Copy every line from the records below that carries the word "chevron".

--- EXTRACTED ENTRIES Enclosed Below ---

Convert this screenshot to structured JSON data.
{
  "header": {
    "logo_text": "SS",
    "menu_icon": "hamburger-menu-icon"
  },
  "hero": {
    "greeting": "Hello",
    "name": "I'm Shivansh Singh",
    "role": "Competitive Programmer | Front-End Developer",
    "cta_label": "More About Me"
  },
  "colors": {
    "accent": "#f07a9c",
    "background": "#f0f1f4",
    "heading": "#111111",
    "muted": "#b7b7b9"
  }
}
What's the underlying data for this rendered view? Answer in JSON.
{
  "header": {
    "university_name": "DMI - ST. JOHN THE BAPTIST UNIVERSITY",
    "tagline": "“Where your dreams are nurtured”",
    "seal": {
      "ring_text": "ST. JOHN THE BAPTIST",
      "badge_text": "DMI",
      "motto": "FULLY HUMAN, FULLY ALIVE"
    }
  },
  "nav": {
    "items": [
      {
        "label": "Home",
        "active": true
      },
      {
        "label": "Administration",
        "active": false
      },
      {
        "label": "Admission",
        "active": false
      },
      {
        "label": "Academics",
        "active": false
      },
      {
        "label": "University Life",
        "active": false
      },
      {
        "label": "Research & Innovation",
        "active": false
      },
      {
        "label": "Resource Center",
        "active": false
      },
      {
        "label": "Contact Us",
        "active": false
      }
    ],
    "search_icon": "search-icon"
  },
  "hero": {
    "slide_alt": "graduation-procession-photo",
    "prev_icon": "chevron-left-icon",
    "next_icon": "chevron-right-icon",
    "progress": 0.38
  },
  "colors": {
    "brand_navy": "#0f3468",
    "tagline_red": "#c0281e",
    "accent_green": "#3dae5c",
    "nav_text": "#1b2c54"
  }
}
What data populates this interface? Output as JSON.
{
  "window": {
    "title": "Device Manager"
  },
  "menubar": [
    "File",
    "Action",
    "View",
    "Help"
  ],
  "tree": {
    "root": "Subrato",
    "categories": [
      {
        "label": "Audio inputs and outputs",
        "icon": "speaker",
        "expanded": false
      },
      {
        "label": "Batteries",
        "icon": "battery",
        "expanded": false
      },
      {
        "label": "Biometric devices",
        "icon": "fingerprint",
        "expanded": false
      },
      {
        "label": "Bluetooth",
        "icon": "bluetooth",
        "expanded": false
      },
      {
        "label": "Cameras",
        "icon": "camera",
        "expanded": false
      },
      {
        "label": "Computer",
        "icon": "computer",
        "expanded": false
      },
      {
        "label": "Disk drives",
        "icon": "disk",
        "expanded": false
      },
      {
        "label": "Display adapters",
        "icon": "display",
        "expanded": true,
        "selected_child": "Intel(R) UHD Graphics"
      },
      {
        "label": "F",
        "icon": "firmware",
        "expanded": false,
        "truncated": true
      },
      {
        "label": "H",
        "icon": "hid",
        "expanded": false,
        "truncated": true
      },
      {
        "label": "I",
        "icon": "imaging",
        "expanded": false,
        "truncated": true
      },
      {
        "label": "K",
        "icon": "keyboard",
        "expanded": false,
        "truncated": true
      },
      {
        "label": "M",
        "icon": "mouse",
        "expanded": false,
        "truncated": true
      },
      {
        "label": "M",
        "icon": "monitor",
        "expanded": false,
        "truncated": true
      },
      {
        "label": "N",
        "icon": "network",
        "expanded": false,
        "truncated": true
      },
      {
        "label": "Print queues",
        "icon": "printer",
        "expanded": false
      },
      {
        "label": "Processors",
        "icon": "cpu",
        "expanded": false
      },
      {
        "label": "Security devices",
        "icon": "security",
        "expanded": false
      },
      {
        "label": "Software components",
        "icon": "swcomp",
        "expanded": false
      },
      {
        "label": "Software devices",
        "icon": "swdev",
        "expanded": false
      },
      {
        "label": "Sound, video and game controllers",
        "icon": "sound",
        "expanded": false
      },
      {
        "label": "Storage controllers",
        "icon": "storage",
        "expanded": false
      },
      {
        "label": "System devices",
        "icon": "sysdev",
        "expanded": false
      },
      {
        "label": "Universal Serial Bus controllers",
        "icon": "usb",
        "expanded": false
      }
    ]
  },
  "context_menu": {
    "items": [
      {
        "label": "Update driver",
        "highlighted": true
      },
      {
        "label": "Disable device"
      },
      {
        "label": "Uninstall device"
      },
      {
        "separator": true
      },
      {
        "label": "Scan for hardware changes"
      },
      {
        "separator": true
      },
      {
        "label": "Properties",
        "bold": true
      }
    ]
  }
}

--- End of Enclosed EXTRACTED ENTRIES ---

» EXPECTED ANSWER:
    "prev_icon": "chevron-left-icon",
    "next_icon": "chevron-right-icon",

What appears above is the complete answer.